As I glance at Jack, his shotgun clicks empty. He raises it like a club and runs at the remaining creatures.

“You pus-brained motherfuckers! You want some, come and get it!” Jack screams as he charges them. He hits one in the side of the head, shattering its skull. He continues to wade into them as I fire into the crowd. Still hearing the chatter of the SAW in the back of the building, we continue to fight. One creature manages to get behind Jack and grabs him.

I aim at it and pull the trigger, but instead of a recoil, I hear a dry click. It sinks its teeth into Jack, tearing a chunk of flesh from his arm. Howling, Jack discards the shotgun and lifts the creature off the ground.  As it snaps at him, he twists it and slams it head first into the ground with a sickening crunch.

An arm tears away from its socket in his powerful grip and he uses it as a club; adrenaline lending him extra strength. He uses his improvised meat club and beats several others back before he’s overwhelmed by them; they take him to the ground. As the things rip him apart, he yells “Hope you choke on it you fucks!” They tear him to pieces in front of my eyes.  It takes less than ten seconds.

Screaming, I take out the remaining creatures near me using the butt of my shotgun, crushing skulls.  The ones who have just murdered my friend get extra treatment, smashing their heads into mush. I turn to face another one; it lunges at me and sinks its teeth into my throat. I manage to throw it off and cave in its rotting skull with one final swing. I fall to the ground, choking on the blood pouring from my neck and into what’s left of my throat. As the world begins to blur, I hear pistol shots coming from the back of the building. My final thoughts before all goes dark are of my friends …

Blackness …

I feel … Strong … powerful. I don’t hurt.

I hear loud noises close by … What are they?

My eyelids feel like lead, but I force them open.

Where am I? How did I get here?

I look around and see someone at the back of the building.
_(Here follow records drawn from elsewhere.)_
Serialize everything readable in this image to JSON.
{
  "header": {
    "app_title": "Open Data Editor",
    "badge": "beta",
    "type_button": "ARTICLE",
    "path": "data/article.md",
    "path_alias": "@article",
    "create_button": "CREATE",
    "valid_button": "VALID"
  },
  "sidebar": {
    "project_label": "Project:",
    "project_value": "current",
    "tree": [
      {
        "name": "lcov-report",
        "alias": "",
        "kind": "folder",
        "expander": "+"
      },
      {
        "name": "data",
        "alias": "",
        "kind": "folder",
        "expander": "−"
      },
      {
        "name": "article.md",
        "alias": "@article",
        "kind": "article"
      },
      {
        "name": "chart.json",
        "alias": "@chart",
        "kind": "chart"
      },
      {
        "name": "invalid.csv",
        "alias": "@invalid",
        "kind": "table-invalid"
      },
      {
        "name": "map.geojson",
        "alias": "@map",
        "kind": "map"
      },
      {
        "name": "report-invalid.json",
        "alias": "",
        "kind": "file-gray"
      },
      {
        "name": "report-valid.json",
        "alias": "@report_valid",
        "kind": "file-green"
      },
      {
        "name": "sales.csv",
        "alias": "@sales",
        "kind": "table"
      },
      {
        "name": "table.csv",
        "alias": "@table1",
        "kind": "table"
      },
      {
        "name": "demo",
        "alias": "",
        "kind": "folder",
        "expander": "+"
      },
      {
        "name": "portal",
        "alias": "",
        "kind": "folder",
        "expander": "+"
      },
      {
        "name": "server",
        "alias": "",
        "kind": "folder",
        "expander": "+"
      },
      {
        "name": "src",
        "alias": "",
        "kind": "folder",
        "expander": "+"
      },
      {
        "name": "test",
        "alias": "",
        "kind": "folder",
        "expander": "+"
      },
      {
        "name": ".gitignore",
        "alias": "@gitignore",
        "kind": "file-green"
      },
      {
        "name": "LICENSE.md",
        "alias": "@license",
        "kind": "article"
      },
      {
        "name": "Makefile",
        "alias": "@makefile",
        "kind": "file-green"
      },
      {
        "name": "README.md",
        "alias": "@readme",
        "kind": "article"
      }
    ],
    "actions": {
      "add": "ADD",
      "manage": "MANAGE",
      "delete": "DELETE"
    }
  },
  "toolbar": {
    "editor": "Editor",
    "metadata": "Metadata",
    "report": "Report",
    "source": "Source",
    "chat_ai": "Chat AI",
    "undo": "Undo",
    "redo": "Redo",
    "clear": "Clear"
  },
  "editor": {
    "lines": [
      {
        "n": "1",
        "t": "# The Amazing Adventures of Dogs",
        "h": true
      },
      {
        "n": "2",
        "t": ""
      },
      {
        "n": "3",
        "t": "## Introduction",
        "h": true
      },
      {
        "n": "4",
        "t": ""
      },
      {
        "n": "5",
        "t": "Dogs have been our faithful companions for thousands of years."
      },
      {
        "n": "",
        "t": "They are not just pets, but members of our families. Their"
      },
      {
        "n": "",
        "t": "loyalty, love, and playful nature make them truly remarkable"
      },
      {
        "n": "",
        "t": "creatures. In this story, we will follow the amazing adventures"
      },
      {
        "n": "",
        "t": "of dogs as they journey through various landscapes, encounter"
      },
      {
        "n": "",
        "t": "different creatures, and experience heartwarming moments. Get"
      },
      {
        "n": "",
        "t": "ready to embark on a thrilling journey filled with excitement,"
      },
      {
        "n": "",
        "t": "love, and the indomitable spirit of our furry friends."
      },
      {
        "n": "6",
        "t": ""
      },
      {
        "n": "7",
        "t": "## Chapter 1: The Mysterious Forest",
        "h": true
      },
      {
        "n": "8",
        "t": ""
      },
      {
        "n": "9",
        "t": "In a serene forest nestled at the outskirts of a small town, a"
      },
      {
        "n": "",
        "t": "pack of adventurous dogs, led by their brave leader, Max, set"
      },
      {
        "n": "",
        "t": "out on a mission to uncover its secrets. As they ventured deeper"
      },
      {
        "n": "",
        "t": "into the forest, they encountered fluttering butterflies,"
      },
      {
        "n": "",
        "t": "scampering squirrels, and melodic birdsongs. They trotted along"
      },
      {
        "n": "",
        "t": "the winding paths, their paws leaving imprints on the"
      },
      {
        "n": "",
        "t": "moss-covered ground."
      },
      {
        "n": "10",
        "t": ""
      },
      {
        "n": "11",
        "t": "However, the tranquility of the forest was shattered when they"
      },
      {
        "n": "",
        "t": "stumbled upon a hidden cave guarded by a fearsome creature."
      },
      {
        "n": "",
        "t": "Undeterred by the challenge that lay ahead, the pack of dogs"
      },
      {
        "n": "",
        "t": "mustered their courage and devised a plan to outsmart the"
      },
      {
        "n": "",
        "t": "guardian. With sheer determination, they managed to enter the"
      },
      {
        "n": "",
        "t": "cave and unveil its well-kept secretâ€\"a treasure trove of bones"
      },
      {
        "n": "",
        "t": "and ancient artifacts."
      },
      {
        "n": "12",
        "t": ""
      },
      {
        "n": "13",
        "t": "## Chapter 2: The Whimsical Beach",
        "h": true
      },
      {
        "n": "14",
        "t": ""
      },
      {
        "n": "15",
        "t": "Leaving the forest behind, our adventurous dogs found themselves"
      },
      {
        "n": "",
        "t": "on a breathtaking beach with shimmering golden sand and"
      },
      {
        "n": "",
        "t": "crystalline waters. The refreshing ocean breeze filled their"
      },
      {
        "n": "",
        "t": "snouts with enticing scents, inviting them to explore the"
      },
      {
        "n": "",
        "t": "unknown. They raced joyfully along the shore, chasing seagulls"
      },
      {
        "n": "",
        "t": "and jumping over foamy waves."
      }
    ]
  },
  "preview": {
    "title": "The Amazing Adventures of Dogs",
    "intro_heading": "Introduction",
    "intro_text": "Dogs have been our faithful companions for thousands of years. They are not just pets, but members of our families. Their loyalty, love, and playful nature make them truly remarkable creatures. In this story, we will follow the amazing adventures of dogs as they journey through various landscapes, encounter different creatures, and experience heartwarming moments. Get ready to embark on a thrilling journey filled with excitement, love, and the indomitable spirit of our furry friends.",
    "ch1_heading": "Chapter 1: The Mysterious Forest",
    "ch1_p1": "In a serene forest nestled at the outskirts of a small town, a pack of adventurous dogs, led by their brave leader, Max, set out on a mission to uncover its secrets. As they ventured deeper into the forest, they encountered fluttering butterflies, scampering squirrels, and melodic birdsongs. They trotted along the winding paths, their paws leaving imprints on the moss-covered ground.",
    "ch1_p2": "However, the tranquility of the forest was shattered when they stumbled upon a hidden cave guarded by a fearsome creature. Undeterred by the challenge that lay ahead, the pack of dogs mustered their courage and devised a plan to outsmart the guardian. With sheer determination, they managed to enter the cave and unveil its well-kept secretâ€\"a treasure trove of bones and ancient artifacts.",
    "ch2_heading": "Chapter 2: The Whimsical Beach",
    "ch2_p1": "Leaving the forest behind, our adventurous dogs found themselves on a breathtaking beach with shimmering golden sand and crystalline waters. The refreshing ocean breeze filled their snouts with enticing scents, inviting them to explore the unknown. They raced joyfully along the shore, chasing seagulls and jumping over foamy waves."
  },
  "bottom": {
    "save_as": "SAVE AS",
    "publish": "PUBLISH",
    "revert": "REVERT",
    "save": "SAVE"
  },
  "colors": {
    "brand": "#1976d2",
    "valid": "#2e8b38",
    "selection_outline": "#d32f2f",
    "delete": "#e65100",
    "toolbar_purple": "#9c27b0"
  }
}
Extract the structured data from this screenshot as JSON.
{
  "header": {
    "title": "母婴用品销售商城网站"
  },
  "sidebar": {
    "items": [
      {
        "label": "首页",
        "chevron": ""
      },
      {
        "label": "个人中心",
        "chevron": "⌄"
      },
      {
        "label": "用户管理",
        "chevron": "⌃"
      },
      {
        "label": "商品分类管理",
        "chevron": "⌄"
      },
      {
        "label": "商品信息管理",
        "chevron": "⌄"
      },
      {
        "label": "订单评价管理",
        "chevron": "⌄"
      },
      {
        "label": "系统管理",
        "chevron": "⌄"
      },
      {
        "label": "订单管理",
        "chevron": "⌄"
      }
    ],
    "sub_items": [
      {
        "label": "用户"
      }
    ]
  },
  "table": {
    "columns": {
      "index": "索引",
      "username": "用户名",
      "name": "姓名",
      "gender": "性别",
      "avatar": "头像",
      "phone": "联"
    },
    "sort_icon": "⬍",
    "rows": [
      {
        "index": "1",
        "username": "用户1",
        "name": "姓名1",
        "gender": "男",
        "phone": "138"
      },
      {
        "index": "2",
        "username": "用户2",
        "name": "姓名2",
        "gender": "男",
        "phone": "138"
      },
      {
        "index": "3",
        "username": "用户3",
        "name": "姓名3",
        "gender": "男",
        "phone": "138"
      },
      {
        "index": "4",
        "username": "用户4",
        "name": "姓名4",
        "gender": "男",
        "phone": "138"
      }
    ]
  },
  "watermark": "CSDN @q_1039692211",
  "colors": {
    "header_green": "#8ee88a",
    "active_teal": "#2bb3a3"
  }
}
Loud noises and screams are coming from her.

She looks familiar … but … I can’t … remember …

She’s holding something in her hand … a gunshe’s shooting the others.

Rage … searing, blinding rage … and hunger, a burning, uncontrollable hunger. What’s happening to me?

I stand up and run toward the woman in the room.  She doesn’t see me, her back is turned. All I can think about is this woman’s flesh. So alive, so warm. I want to rip it from her body, tear her to pieces … hungry … this hunger’s unbearable! I must have her! I’m so close, I can smell her, even taste her in the pungent air. She turns around, raising her pistol. I see a flash of bright white light and the sound of thunder roars through my head …